Similar to how a pacemaker detects and treats abnormal heart rhythms, the NeuroPace® device treats seizures by:
- Continuously monitoring brain waves, even during sleep
- Recognizing unusual electrical activity in the brain that has been pre-determined to signal the onset of a seizure in that patient
- Responding quickly and automatically to unusual brain activity by delivering small bursts of electrical stimulation to help brainwaves return to normal, often stopping a seizure before it begins
People cannot feel the stimulation and it doesn’t cause any pain or discomfort. The information gathered by the device provides doctors with unprecedented insight into their patients’ seizure activity, allowing them to personalize and adjust the treatment as needed.
What Happens During the Procedure?
If a patient has been determined to be a good candidate for RNS therapy, they will first undergo rigorous neurological testing to find the area in their brain where their seizures originate.
Once the brain has been mapped, the procedure will be scheduled. During the procedure, the surgeon implants a small battery-powered device called a neurostimulator under the bone covering the brain. The neurostimulator is connected to thin wires, called leads, which the surgeon places in the area or areas of the brain where it has been determined the patient's seizures originate.
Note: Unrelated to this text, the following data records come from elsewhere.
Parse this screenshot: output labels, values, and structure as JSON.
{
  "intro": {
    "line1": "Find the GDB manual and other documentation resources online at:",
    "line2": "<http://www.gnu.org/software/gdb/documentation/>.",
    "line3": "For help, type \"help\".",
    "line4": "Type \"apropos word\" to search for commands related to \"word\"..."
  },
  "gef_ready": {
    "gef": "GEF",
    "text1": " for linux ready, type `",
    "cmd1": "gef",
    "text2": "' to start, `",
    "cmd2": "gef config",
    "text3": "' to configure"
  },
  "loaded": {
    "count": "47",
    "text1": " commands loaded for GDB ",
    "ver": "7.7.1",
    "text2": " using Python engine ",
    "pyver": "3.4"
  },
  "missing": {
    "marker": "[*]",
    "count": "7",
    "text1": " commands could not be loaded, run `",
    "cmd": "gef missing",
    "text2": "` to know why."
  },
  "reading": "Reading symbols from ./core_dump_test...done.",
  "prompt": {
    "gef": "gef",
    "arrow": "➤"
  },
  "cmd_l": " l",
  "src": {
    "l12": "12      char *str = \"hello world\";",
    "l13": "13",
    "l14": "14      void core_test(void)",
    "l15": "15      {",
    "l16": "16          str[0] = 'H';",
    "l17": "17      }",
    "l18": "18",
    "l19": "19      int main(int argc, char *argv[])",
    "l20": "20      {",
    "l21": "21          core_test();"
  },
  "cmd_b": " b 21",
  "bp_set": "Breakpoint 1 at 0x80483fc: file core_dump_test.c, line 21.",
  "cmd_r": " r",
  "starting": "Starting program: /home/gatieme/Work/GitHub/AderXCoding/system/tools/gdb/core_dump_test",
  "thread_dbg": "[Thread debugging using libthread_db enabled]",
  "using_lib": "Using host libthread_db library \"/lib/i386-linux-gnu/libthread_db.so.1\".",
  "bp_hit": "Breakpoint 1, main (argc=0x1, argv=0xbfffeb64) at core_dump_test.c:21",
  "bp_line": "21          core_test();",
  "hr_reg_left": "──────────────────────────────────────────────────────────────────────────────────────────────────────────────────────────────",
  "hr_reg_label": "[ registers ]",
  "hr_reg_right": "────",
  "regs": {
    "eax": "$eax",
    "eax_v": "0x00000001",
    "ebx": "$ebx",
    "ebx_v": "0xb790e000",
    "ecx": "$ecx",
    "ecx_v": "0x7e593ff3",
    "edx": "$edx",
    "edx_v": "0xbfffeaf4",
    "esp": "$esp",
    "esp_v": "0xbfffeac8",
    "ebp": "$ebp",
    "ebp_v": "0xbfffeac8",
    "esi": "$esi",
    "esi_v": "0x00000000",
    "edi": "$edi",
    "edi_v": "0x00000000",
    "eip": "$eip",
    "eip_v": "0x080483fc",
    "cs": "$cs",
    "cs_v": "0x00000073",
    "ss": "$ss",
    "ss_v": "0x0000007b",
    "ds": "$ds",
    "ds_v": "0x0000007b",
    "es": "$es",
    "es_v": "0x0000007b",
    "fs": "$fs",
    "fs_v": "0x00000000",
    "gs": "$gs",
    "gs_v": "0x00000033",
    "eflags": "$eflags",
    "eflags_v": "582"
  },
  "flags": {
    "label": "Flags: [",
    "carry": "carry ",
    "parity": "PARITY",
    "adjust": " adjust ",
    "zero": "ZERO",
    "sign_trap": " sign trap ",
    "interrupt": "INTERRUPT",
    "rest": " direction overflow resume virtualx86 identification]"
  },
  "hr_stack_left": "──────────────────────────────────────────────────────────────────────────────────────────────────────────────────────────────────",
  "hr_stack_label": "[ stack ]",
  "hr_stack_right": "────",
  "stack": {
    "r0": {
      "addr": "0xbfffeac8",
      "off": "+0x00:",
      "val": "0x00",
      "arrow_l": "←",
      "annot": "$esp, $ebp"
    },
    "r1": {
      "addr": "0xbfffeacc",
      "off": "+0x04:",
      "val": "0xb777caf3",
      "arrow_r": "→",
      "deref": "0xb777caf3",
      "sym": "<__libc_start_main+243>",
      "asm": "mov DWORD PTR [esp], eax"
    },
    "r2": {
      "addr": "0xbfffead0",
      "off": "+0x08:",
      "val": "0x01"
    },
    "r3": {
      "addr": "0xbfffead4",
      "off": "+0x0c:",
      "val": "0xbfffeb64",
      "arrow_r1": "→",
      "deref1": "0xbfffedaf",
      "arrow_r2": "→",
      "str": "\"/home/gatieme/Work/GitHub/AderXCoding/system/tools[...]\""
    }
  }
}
Once the device and leads are place, they cannot be seen.
Once in place, the neurostimulator monitors the brain's electrical activity and automatically delivers an electrical pulse through the leads when unusual brain activity is detected, in many cases preventing a seizure.
The system also includes a remote monitor that the patient uses to upload their brainwave data and an RNS Tablet and Patient Data Management System (PDMS) that the physician uses to remotely view their patient’s brain activity data on a secure website. Based on the brain activity observed, the physician can then program the device settings to personalize the therapy.
Benefits of RNS Therapy and the NeuroPace® RNS® System
Responsive neurostimulation therapy and the NeuroPace® RNS® System in particular, offer many benefits to patients with difficult-to-treat seizures. These include:
- No brain tissue is removed, offering less risk to the patient than with other surgical treatments.
- Unlike conventional epilepsy surgery, RNS is reversible and the implant can be turned off or removed at any time.
- Treatment is delivered only when it’s needed, i.e. at the time of a seizure or suspected pre-seizure activity in the brain.
- In comparison to earlier models, the new NeuroPace device offers longer battery life and can store twice the amount of brain activity data.
- Treatment can be adjusted and tailored to each patient based on the data collected.